** INFORMATION PROVIDED follows **

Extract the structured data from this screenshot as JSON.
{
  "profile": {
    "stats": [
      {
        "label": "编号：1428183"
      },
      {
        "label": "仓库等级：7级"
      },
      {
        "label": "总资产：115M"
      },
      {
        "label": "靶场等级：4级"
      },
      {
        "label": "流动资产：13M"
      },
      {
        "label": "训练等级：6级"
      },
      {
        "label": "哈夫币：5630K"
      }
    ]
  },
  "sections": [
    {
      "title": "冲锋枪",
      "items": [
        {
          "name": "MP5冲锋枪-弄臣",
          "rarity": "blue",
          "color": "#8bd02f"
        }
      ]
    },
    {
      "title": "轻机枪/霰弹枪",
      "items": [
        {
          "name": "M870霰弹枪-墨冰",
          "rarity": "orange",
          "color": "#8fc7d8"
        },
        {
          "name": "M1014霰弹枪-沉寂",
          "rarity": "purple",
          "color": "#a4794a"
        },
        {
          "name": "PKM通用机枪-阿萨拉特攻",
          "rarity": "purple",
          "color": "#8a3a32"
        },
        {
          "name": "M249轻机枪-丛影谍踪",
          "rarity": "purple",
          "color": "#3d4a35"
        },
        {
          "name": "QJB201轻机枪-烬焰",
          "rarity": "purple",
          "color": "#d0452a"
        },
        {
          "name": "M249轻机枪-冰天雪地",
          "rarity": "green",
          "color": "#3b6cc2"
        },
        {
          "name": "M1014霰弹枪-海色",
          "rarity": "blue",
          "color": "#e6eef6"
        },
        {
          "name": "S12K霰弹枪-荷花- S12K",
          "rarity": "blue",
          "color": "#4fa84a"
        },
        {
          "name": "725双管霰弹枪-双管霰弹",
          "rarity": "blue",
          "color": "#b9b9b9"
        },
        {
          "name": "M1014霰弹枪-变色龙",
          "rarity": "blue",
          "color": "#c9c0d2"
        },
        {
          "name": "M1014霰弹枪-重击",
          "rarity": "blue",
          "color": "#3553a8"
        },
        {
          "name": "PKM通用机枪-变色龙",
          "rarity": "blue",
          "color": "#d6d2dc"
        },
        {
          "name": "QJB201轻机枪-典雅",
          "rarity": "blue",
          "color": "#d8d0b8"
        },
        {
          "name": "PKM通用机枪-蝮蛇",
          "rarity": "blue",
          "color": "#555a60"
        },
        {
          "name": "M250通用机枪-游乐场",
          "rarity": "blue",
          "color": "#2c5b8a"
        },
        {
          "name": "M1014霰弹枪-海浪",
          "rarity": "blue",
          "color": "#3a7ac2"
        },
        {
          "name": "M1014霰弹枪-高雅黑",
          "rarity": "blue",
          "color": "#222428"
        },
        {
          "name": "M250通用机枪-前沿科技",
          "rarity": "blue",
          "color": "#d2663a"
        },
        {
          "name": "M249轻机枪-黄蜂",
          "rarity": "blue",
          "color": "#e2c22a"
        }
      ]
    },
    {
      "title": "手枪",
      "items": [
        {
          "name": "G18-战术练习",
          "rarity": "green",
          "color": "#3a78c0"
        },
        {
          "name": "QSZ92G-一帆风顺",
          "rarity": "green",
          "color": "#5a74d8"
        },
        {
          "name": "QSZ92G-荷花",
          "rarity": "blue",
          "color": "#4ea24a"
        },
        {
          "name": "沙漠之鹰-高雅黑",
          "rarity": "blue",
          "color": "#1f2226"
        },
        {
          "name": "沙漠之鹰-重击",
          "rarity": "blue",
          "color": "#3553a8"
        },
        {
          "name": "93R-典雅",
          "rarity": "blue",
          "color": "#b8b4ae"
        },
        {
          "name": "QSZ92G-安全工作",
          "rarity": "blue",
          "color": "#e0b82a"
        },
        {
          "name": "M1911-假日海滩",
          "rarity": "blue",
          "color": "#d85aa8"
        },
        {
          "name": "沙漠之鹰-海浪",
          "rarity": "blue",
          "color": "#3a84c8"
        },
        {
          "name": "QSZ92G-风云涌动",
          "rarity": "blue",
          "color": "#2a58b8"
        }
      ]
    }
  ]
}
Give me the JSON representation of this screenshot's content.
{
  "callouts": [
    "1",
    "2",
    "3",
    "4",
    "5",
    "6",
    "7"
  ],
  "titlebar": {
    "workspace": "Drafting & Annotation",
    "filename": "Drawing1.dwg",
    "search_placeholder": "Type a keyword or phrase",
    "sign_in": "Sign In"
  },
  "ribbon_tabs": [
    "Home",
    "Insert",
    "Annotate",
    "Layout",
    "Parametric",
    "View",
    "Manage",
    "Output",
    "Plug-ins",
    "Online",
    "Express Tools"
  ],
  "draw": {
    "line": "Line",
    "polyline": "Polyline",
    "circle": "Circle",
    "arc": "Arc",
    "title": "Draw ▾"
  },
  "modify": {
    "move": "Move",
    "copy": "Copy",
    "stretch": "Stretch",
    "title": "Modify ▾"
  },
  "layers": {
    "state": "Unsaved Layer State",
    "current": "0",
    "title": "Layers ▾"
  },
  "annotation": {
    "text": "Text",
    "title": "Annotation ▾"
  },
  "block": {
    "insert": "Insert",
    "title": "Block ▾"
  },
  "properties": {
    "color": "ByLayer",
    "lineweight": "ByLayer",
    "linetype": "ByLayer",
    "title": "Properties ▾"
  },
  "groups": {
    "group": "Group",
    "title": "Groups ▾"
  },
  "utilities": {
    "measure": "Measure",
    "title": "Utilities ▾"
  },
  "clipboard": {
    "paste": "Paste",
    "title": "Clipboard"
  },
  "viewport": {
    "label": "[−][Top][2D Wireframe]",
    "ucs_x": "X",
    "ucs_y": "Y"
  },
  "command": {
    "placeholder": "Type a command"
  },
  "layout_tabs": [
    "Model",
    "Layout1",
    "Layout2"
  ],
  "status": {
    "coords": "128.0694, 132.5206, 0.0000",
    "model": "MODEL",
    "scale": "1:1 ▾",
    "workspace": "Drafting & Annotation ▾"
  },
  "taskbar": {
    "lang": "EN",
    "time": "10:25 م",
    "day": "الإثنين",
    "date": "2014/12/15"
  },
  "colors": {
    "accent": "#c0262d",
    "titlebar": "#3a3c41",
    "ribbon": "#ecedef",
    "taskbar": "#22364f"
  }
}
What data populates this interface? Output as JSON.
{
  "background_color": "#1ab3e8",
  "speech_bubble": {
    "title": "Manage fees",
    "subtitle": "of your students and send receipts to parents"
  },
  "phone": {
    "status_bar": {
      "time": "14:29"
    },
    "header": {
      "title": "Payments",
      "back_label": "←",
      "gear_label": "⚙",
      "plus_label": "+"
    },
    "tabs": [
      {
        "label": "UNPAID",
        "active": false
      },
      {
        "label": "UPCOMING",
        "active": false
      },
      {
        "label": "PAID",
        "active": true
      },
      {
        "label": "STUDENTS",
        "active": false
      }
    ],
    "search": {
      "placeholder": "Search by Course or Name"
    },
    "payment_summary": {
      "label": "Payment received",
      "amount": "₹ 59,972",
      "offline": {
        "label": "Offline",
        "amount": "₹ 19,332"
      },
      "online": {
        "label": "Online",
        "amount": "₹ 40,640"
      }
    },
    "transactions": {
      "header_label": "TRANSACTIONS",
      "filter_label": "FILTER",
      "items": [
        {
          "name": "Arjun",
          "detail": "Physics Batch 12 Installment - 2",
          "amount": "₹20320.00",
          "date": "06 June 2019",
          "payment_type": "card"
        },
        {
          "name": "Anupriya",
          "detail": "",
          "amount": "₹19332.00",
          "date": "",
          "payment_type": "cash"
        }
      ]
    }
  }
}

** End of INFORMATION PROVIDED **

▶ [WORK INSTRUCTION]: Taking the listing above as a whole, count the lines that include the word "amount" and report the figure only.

▶ [ANSWER SPACE]: 5